• _DATA FOR THE TASK_:
↓↓↓
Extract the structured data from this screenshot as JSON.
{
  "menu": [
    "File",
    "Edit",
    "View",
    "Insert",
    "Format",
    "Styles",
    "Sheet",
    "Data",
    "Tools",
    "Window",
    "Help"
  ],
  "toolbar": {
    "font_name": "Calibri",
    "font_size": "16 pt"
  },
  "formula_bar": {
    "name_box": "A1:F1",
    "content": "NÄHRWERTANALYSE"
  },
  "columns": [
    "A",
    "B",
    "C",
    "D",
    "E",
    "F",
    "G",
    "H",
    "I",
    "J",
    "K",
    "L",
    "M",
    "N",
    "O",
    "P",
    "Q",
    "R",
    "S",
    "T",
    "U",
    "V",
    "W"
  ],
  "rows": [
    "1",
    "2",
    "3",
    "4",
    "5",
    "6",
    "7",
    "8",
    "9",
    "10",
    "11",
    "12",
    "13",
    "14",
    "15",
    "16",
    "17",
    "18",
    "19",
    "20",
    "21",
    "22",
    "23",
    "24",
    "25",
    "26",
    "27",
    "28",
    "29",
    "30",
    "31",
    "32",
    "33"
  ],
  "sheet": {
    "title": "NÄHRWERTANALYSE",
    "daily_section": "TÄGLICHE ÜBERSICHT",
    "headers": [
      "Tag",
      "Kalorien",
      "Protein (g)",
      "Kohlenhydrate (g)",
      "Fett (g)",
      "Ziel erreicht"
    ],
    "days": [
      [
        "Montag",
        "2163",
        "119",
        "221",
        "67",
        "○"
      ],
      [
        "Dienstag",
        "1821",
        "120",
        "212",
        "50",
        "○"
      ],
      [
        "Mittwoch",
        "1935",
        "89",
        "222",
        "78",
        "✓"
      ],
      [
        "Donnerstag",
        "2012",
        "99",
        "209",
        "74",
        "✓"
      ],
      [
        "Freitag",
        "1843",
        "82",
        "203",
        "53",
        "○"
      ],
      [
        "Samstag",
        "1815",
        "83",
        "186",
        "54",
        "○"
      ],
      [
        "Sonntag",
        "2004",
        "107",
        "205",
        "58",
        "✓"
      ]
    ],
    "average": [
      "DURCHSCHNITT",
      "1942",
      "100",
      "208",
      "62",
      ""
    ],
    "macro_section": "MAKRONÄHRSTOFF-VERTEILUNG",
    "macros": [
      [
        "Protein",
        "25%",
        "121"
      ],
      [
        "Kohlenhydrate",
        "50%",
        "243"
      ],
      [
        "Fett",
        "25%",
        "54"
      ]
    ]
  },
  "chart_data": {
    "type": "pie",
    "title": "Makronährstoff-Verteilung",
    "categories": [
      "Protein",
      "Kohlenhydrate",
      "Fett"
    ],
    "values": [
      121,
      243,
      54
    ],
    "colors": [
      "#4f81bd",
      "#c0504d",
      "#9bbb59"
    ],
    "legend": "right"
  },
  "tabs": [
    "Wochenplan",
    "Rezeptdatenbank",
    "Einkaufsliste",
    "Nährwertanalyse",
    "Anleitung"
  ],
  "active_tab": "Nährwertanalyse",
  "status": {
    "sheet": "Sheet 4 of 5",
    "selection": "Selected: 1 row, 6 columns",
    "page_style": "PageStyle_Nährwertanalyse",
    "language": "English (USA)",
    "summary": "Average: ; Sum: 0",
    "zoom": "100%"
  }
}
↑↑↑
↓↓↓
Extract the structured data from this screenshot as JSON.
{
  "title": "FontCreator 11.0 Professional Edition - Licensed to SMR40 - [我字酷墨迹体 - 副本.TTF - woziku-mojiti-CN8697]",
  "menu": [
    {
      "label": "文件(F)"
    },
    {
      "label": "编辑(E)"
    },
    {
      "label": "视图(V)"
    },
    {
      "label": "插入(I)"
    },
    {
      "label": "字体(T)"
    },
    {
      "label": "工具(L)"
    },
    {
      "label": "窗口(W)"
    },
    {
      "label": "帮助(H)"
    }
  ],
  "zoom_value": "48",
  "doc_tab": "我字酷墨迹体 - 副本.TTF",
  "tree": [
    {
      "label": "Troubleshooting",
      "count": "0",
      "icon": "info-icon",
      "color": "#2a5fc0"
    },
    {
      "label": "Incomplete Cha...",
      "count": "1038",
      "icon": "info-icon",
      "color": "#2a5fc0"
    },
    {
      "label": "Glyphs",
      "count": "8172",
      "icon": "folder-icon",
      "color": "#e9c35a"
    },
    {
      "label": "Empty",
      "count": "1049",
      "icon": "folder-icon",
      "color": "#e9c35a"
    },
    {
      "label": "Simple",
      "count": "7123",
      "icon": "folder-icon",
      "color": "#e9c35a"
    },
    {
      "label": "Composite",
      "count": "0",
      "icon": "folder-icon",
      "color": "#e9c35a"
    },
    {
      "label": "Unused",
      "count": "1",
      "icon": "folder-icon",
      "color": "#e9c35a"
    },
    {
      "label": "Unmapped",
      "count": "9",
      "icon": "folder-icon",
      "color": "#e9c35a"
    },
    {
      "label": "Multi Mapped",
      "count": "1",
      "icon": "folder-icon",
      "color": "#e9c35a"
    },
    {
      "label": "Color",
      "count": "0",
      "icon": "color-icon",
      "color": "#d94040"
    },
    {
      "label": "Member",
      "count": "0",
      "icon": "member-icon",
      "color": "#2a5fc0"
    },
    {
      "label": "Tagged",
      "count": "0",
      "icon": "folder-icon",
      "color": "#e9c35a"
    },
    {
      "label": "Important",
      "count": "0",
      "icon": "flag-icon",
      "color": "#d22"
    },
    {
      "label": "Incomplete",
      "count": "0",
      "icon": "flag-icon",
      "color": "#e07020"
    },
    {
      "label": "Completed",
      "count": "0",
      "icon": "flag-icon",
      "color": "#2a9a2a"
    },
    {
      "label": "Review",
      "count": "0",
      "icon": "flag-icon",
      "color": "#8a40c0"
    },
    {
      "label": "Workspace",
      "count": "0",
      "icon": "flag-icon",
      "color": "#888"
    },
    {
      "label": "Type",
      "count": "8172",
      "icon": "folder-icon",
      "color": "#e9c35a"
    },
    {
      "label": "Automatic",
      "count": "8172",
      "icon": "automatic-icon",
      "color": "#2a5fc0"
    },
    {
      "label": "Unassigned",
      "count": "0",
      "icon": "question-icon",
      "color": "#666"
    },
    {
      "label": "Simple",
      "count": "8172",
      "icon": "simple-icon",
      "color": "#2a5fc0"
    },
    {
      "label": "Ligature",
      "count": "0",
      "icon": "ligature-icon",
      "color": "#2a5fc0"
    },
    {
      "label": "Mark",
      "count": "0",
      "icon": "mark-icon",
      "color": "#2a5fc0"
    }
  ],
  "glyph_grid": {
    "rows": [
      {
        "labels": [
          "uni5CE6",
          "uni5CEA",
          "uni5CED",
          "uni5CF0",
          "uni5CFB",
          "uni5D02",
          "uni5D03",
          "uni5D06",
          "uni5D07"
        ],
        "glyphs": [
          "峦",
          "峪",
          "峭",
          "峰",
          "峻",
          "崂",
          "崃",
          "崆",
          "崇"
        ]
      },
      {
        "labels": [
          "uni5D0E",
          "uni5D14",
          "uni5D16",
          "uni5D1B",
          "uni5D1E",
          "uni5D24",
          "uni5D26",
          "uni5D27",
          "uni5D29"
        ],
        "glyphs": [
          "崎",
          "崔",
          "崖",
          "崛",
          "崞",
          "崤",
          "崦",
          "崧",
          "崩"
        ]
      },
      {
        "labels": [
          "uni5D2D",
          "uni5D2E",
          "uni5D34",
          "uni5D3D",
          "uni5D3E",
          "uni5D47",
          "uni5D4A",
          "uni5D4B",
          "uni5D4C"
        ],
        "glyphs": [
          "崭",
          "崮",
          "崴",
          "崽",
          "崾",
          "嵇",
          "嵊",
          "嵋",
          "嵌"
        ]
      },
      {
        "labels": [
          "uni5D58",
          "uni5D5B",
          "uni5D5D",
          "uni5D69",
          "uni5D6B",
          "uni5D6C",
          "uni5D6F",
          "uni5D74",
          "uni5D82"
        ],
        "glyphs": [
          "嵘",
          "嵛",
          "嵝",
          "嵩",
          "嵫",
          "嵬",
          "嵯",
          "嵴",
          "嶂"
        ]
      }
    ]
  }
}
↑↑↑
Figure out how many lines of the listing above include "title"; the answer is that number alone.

• _THE ANSWER_:
3